◆ **Dataset records**
Segment Open

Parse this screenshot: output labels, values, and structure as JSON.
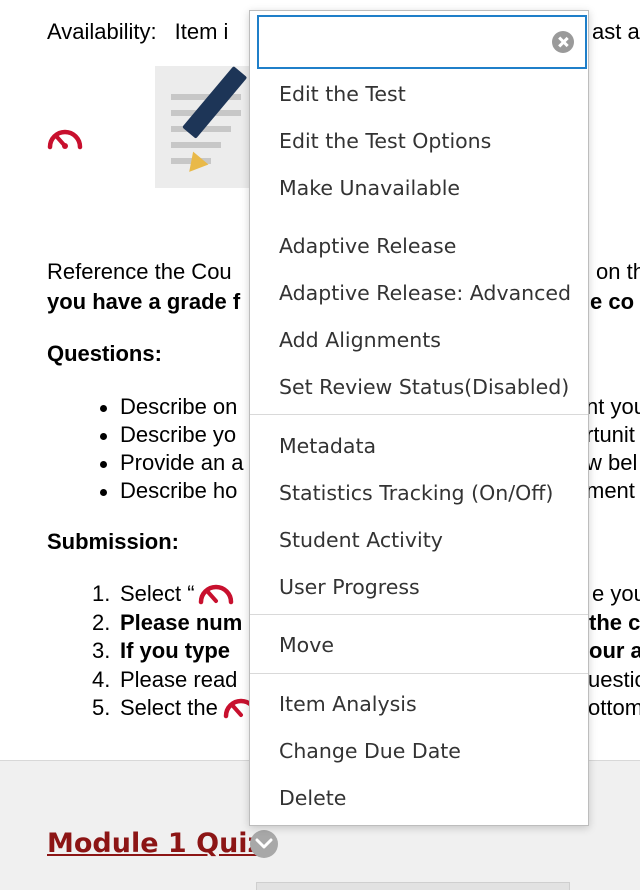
{
  "availability": {
    "label": "Availability:",
    "text_left": "Item i",
    "text_right": "ast av"
  },
  "description": {
    "line1_left": "Reference the Cou",
    "line1_right": "on th",
    "line2_left": "you have a grade f",
    "line2_right": "e co"
  },
  "questions": {
    "heading": "Questions:",
    "items": [
      {
        "left": "Describe on",
        "right": "nt you"
      },
      {
        "left": "Describe yo",
        "right": "rtunit"
      },
      {
        "left": "Provide an a",
        "right": "w bel"
      },
      {
        "left": "Describe ho",
        "right": "ment"
      }
    ]
  },
  "submission": {
    "heading": "Submission:",
    "items": [
      {
        "num": "1.",
        "left": "Select “",
        "right": "e you"
      },
      {
        "num": "2.",
        "left": "Please num",
        "right": "the c"
      },
      {
        "num": "3.",
        "left": "If you type",
        "right": "our a"
      },
      {
        "num": "4.",
        "left": "Please read",
        "right": "uestic"
      },
      {
        "num": "5.",
        "left": "Select the",
        "right": "ottom"
      }
    ]
  },
  "module": {
    "title": "Module 1 Quiz"
  },
  "menu": {
    "search_value": "",
    "items": [
      "Edit the Test",
      "Edit the Test Options",
      "Make Unavailable",
      "Adaptive Release",
      "Adaptive Release: Advanced",
      "Add Alignments",
      "Set Review Status(Disabled)",
      "Metadata",
      "Statistics Tracking (On/Off)",
      "Student Activity",
      "User Progress",
      "Move",
      "Item Analysis",
      "Change Due Date",
      "Delete"
    ]
  },
  "colors": {
    "brand_red": "#8c1515",
    "icon_red": "#c8102e",
    "focus_blue": "#1f7fc9"
  },
  "icons": {
    "speed": "speedometer-icon",
    "clear": "clear-circle-icon",
    "chevron": "chevron-down-icon"
  }
}
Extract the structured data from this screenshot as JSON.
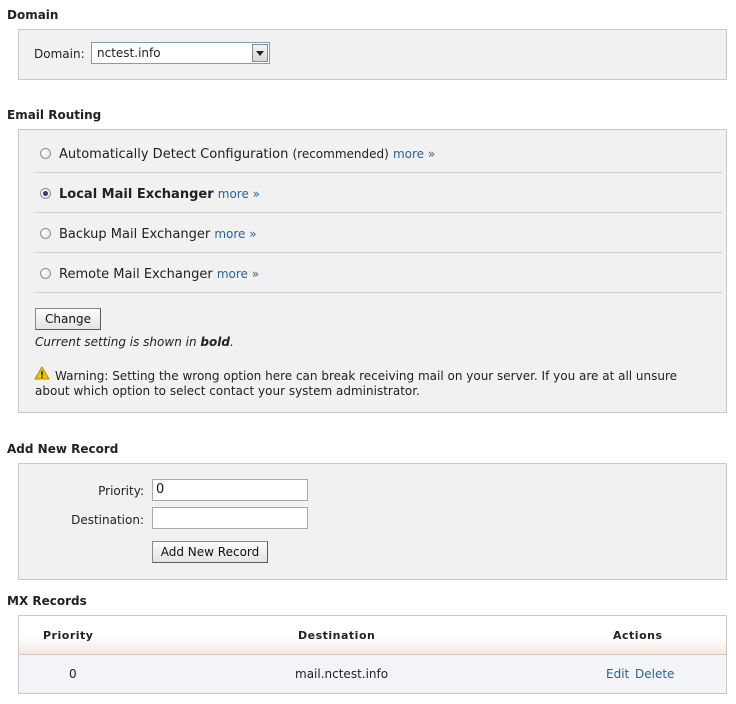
{
  "domain_section": {
    "title": "Domain",
    "label": "Domain:",
    "selected": "nctest.info"
  },
  "routing": {
    "title": "Email Routing",
    "options": [
      {
        "label": "Automatically Detect Configuration",
        "suffix": "(recommended)",
        "more": "more »",
        "checked": false
      },
      {
        "label": "Local Mail Exchanger",
        "more": "more »",
        "checked": true
      },
      {
        "label": "Backup Mail Exchanger",
        "more": "more »",
        "checked": false
      },
      {
        "label": "Remote Mail Exchanger",
        "more": "more »",
        "checked": false
      }
    ],
    "change_button": "Change",
    "current_prefix": "Current setting is shown in",
    "current_bold": "bold",
    "current_suffix": ".",
    "warning": "Warning: Setting the wrong option here can break receiving mail on your server. If you are at all unsure about which option to select contact your system administrator."
  },
  "add_record": {
    "title": "Add New Record",
    "priority_label": "Priority:",
    "priority_value": "0",
    "destination_label": "Destination:",
    "destination_value": "",
    "submit": "Add New Record"
  },
  "mx_records": {
    "title": "MX Records",
    "columns": {
      "priority": "Priority",
      "destination": "Destination",
      "actions": "Actions"
    },
    "rows": [
      {
        "priority": "0",
        "destination": "mail.nctest.info",
        "edit": "Edit",
        "delete": "Delete"
      }
    ]
  },
  "colors": {
    "link": "#2a6496",
    "panel_bg": "#f1f1f1",
    "warning_icon": "#f2c200"
  }
}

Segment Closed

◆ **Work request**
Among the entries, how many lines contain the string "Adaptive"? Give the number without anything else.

◆ **Solution for this problem**
2